Looking for Heaven in All Places: “A Bright New Boise”

Photo by Richard Hall/Silverline Images

Photo by Richard Hall/Silverline Images; The Cast acting the crap out of “A Bright New Boise.”

 

by Samuel D. Hunter
presented by Zeitgeist Stage Company
directed by David J. Miller

Boston Center for the Arts
Plaza Black Box Theatre
September 28 – October 20

Zeitgeist Stage Company Facebook Page

Review by Kitty Drexel

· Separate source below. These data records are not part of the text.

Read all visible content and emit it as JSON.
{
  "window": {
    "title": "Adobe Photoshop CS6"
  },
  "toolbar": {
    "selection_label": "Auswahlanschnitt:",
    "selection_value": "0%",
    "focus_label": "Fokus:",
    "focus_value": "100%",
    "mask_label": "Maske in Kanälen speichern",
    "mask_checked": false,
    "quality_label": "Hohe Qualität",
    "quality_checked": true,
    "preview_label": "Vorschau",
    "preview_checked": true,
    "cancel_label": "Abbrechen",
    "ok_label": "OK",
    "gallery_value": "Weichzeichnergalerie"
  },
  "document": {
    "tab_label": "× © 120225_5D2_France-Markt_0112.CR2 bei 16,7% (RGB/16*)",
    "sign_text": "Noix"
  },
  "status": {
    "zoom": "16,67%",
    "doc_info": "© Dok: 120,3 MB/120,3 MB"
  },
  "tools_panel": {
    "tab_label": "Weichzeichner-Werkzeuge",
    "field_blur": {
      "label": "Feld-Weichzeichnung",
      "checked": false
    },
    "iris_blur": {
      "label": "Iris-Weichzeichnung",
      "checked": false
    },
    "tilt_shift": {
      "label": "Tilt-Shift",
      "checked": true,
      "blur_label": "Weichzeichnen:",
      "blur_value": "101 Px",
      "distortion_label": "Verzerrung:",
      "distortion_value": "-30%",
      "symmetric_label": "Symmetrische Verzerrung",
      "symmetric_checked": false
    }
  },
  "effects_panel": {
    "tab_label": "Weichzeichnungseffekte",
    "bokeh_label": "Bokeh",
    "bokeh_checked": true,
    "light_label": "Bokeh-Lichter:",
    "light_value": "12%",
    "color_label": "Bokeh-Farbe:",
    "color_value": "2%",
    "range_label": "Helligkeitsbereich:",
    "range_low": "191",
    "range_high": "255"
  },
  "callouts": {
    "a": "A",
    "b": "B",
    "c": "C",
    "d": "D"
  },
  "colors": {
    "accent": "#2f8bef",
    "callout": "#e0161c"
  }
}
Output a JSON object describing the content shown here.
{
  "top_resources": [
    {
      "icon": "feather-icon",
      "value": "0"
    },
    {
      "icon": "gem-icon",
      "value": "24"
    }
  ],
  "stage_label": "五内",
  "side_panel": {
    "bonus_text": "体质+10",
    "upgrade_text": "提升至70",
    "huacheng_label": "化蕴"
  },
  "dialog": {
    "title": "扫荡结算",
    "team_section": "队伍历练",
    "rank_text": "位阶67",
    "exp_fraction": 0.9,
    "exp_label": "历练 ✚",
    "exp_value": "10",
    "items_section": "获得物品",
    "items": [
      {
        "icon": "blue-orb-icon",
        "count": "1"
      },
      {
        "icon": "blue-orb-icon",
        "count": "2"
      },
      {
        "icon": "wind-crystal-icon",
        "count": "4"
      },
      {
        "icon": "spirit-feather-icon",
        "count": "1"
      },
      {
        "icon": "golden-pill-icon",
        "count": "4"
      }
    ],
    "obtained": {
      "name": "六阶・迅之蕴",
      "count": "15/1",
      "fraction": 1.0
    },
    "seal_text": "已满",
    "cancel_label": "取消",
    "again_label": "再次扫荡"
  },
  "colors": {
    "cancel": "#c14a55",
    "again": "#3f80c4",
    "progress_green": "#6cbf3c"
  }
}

(Boston) A Bright New Boise, is the tale of one man seeking redemption in the break-room of a craft store by reconnecting with his son. It is equal parts hilarious and heartbreaking.  The hero, soft-spoken and prodigal father, Will (Victor Shopov), reconnects with his son Alex (Zach Winston) after a successful interview at Hobby Lobby. Pauline (Janelle Mills), the manager, introduces the two and things start to go downhill, slightly uphill and then furiously downhill. They are joined by characters Anna (Dakota Shepard) and Leroy (David Lutheran), Alex’s brother.

The break room could easily be viewed as a metaphor for Limbo, the now defunct Roman Catholic waiting place for souls after death. Each character in turn is only working at Hobby Lobby until they can get their lives together, until they can move on to a better place. Except for Pauline. If the players are lost souls then Pauline is the embodiment of a potty-mouthed God who clearly cares about her charges but let’s them enjoy free will in the workplace. She sets a social standard, reminds employees of their responsibilities and then only intervenes when absolutely necessary. Shepard, Lutheran and Winston (the brotherly embodiment of hipster angst) do not make Pauline’s job easy. Mills plays Pauline with confidence and panache.

Shopov is serial killer-creepy as William. His temper is masked by a translucent layer of cool “nice guy” sheen that falls away during a heated provocation. His anger is used against him as proof that he is a fanatical member of a cult and worthy of ostracization but William isn’t a good or bad guy. He’s just a guy with a full range of emotions and a limit to his patience like any other person. Throwing a fit isn’t proof that one is a fanatic; it’s proof that one is human.

Will’s range (and Shopov’s intensity) carries the show. Each actor gives their own spark to their characters that light up the stage but the energy of each scene dissipates when the lights cut for the next scene. When the lights come up, the energy of the new scene is required to start at square one. The scenes are forced to stand alone as highly entertaining vignettes that do not tie together for a larger, more cohesive performance.

A Bright New Boise is a great show with a great cast. One of the greater themes of this show is a search for peace. We are universally searching for a piece of Heaven in a world that is destined to show us Hell. Boise could be any small town; Hobby Lobby could be any discount department store but this production is a distinct original to be enjoyed while one can regardless of where you reside.

One last note: during the performance there is a video playing that may shock some viewers. If you are squeamish or the sight of product placement disturbs you, please bring a friend to hold your hand.

Comments are closed.